Speaking of the story, it’s nothing that we haven’t seen before. Although presented in a novel fashion, the player rarely gets to take part. Instead, the core protagonist is strung along from cutscene to convoluted cutscene. This would have been bearable, if stretching the definition of a game within our post-postmodern society, if the characters were able to support the weight of the topics addressed. Instead we are faced with refugees from every modern RPG that has failed to be published in the last ten years.
Ever since Squaresoft made the switch from identifiable, heroic protagonists of its 16-bit days to the more mature, angst-ridden emopunks of its later hits, the market has been flooded in copycats with embarrassing social flaws and bad haircuts. The primary villain of Wuthering Heights offers nothing new to the discriminating gamer, although no doubt much will be made of his uncanny resemblance to superstar, Ralph Fiennes. I will be frank; he’s no Sephiroth, ladies. On the other hand, if you still haven’t had enough of the near-silent protagonist, the meek love interest, or the racially stereotyped groundskeeper, Wuthering Heights will make you feel right at home. The late Working Designs could have executed this translation to great effect, or current-era Atlus. As it is, however, characterization is warped and wholly obscured by despair.

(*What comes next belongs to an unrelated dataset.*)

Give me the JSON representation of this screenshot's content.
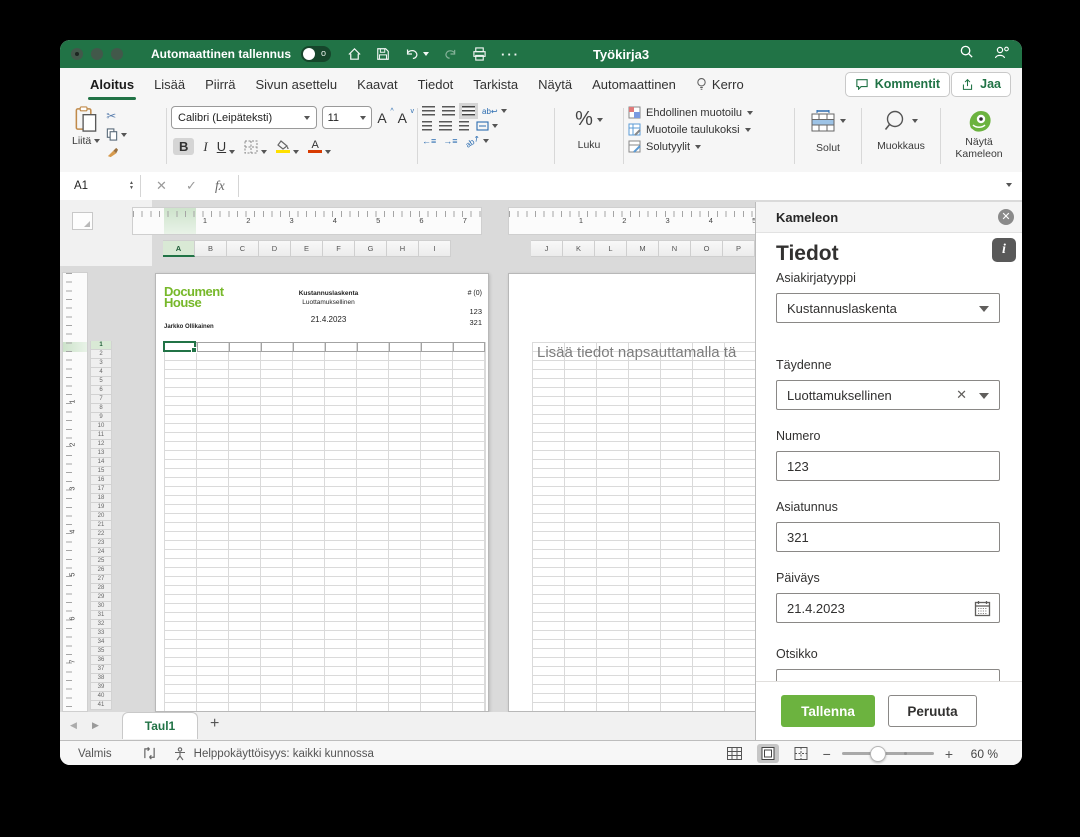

Despite its flaws, I can’t help but respect Bronte Games for their decision to port Wuthering Heights to this side of the pond. While it won’t win any awards for furthering the video-games-as-literature argument, it’s a fine way to spend the occasional night where the moon is obscured by reaching, claw-like branches and the loneliness of your interior terrain is matched by the outside world. Moreover, it is clear that the localization team spared no expense in making sure that audiences stateside would be able to understand the complex Relationship Grid system. In addition to a faux leather relationship flowchart, the game comes with a dense manual that weighs in at over 300 pages. It’s attention to detail like this that makes Wuthering Heights worth your time if you’re able to push today’s flashy games out of your mind for long enough to appreciate the lengthy reward scheme that was the nourishing milk of yesteryear’s gaming elite.